From 1st November 2019 partnerships, sole traders and trusts can join a VAT group if they control the other corporate bodies in that group.
There are two main conditions for non-corporate bodies being able to join a VAT group from 1st November 2019:
- i)The non-corporate entity must be entitled to register for VAT in its own right, i.e. it is or is intending to make taxable supplies.
- ii)The non-corporate entity must control all of the corporate bodies in the group, which broadly speaking means owning 51% of the shares in the other corporates.
The new rules are best illustrated by way of an example:
Bob and Simon are builders and trade as a partnership. The partnership (not the individuals) owns 75% of ‘Builder Limited’. As the partnership has a controlling interest in the company ‘The Bob and Simon Partnership’ and ‘Builder Limited’ can form a VAT group.
Advantages & Disadvantages of a VAT Group
There are two principal advantages of being in a VAT group:
- i)Supplies of goods or services between group members are not subject to VAT, thereby giving a potential cashflow advantage.
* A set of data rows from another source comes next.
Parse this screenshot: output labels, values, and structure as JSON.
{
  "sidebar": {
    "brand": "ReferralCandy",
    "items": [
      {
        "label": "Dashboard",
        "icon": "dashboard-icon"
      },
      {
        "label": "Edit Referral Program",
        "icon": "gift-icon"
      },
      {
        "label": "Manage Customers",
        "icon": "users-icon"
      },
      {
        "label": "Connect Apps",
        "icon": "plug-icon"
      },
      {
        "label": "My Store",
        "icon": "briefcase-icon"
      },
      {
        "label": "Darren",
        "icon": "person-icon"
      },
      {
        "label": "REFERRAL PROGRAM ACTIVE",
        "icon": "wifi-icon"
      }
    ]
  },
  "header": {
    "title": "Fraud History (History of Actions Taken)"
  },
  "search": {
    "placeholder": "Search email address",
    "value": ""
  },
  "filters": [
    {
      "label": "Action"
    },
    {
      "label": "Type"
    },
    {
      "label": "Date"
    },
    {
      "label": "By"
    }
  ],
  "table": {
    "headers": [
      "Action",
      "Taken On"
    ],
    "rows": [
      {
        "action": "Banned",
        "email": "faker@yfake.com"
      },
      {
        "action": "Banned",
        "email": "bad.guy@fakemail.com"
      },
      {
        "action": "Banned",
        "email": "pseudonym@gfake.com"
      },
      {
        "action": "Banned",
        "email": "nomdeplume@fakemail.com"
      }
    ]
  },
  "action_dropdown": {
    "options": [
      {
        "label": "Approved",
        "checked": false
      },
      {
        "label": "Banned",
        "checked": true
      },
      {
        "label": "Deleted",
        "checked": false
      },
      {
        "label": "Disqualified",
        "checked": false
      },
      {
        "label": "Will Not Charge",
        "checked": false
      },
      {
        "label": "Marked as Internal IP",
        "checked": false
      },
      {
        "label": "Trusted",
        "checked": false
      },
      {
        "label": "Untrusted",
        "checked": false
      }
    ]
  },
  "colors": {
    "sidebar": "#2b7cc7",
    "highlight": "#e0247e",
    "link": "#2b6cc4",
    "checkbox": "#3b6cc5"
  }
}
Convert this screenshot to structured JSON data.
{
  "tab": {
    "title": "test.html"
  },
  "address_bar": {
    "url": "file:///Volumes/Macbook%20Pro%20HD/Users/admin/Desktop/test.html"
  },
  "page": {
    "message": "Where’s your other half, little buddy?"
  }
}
- ii)Only one VAT return is needed for each period for the group, as opposed to individual VAT returns for each separately VAT registered business.
The principal disadvantage of a VAT group is that all group members are jointly and severally liable for any VAT debts of the group.
VAT grouping is a useful cashflow and timesaving tool for qualifying businesses, but each case needs to be looked at on merit, and the individual position of each potential VAT group member will need to be considered.
How Hallidays can help
If you would like expert advice please contact our specialist tax team on 0161 476 8276, email firstname.lastname@example.org or visit https://www.hallidays.co.uk/services/taxation to learn more about how we can help.
The information contained herein is of a general nature and is not intended to be received as formal professional advice. Whilst we endeavour to provide accurate information, there can be no guarantee that the information is accurate as of the date it is received, or that it will continue to be accurate in the future, due to legislative changes. It is therefore important that before you act upon any information contained herein you seek appropriate professional advice to take account of your exact circumstances.